Westmont Magazine Faculty Features and Professional Highlights
The Sullivan Goss Gallery in downtown Santa Barbara— arguably the top gallery in Santa Barbara for new artworks— recently sponsored an exhibit of work by Westmont art professors. Mentors and Makers: The Artists of Westmont College featured each of our full-time studio artists—SCOTT ANDERSON, NATHAN HUFF, and MEAGAN STIRLING—and work by CHRIS RUPP, collections manager, and JAMES DALY and SOMMER ROMAN. In their statement about the exhibit, the curators wrote, “The art department at Westmont College has always had an outsized influence on the art scene of the region, but tucked away in its bucolic Montecito campus, it can be easy to overlook how much concentrated talent is found there. Westmont’s arts faculty consists of some of the most intriguing, adventurous, and distinct artists working in and around Santa Barbara, though their work is making waves over a much larger area.” Along with finishing his seascapes for the new show, Scott Anderson contributed interior illustrations for the December editions of MAD Magazine and a portrait of the musician Dave Matthews for Seattle Met.
“Skies and Schisms 1” by Nathan Huff
The Santa Barbara Museum of Art has purchased another one of Huff’s pieces in the shows
“Wave 3” by Scott Anderson
ANDREA GURNEY, professor of psychology, has published a book, “Reimagining Your Love Story: Biblical and Psychological Practices for Healthy Relationships” (Kregel Publications, 2019). She offers perspective and guidance on how to love without fear.

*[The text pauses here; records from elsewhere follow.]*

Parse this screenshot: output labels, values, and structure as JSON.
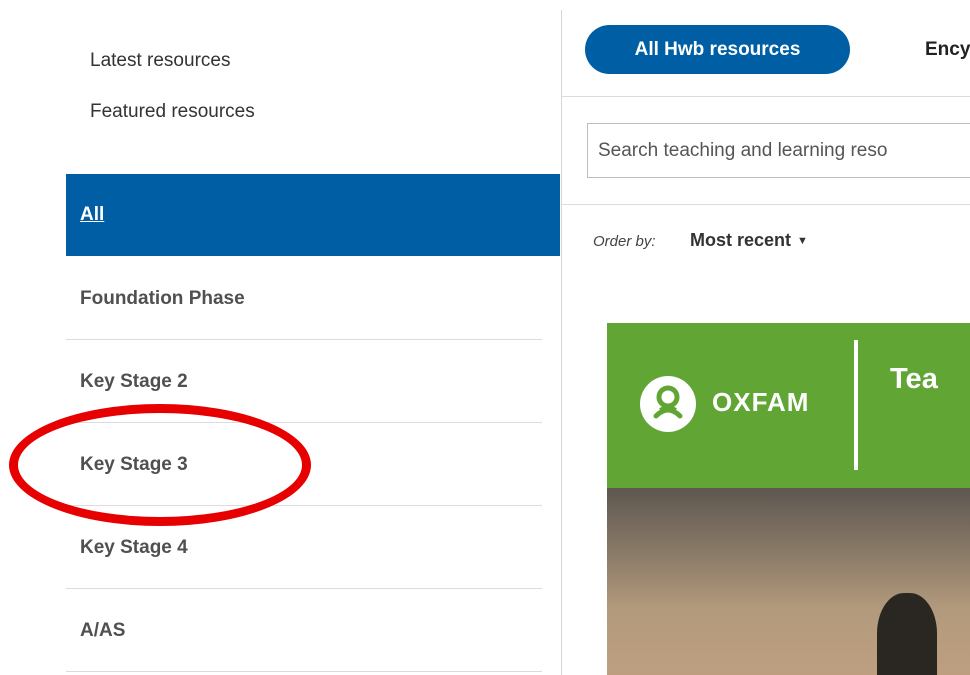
{
  "sidebar": {
    "top_links": [
      "Latest resources",
      "Featured resources"
    ],
    "levels": [
      "All",
      "Foundation Phase",
      "Key Stage 2",
      "Key Stage 3",
      "Key Stage 4",
      "A/AS"
    ]
  },
  "tabs": {
    "active": "All Hwb resources",
    "next": "Ency"
  },
  "search": {
    "placeholder": "Search teaching and learning reso"
  },
  "order": {
    "label": "Order by:",
    "value": "Most recent"
  },
  "card": {
    "brand": "OXFAM",
    "title": "Tea"
  },
  "colors": {
    "brand_blue": "#005ea5",
    "oxfam_green": "#61a534",
    "annotation_red": "#e60000"
  }
}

CARMEN MCCAIN, assistant professor of English, and co-author Brandon Kendhammer of Ohio University have published “Boko Haram,” part of the Ohio Short Histories of Africa Series. The volume recounts Boko Haram’s fierce, decade-long war in Nigeria, discussing the group’s 2014 abduction of 276 girls in Chibok and the international outrage about it. A social history, the book explores its topic through journalism, literature, film and the music made by people close to the events. Prior to coming to Westmont, McCain taught at the University of Jos in Nigeria and served as a journalist for a Nigerian newspaper.
SERAH SHANI, assistant professor of anthropology, has published a book, “African Immigrant Families in the United States: Transnational Lives and Schooling” (Lexington Books, a division of Rowan & Littlefield.) The book describes how Sub-Saharan immigrants have flourished, providing a remarkable model of social mobility and advancement through education. She analyzes the socioeconomic and cultural mechanisms behind their success. Specifically, she explores the dynamics of Ghanaian communities and the complex relationship between class, beliefs, and cultural practices. So much political discourse on immigration now focuses on assimilation, but Shani describes how immigrants lead transnational lives and maintain hyphenated identities, often belonging to multiple networks and contributing to the wellbeing of several communities around the globe.
CYNTHIA TOMS, associate professor of kinesiology, and co-author Paul Kollman of Notre Dame, have published “Understanding World Christianity: East Africa,” part of a series on World Christianity from Fortress Press. Mark Noll commends the volume for its “breadth, depth, and insight.” “The history that it discloses is rich beyond imagination,” Noll says, “its standpoint bracingly ecumenical (Catholics, Anglicans, other missionary-founded churches, Pentecostals, African Independent Churches), its critiques boldly realistic. Most of all is the heartfelt empathy for all that the book describes.” Prior to her work at Notre Dame and Westmont, Toms served as the associate director of the Council for Christian Colleges and Universities’s Uganda Studies Program.
TELFORD WORK, professor of theology, has written “Jesus—the End and the Beginning” (Baker Academic). He says the book is pitched to readers who have “some familiarity with the big topics of Christian theology—salvation, incarnation, Trinity, church, and our hoped for future (theologians call this ‘eschatology’)—but are struggling with them.”
PAUL WILLIS, professor of English, has published his sixth book of poetry, “Little Rhymes for Lowly Plants” (White Violet Press). Paul says, “The collection is a botanical, biblical, somewhat cynical, and otherwise grossly sentimental stew of verse in rhyme and in meter.”
Each fall the NAIA gives out six national awards in its Champions of Character program. This year, three of the six recipients come from Westmont. LIBBY DAHLBERG, a chemistry major and an All-American middle blocker on our volleyball team, received the Leroy Walker Award (named for the former U.S. Olympic president), given to only one athlete in the nation from any sport to honor character, service, academic success and athletic excellence. CASSIDY REA, also a volleyball player, was one of two juniors in the nation to receive the A.O. Duer Scholarship recognizing academics, character and citizenship. KIRSTEN MOORE, head coach of women’s basketball, earned the 2018-2019 NAIA Coach of Character award. Despite the disruptions of smoke and mudslides last year, Moore guided her team to the national championship game. The award joins several others she has received, including the Pat Summitt Most Courageous Award in 2014 and the NAIA National Coach of the Year in 2013.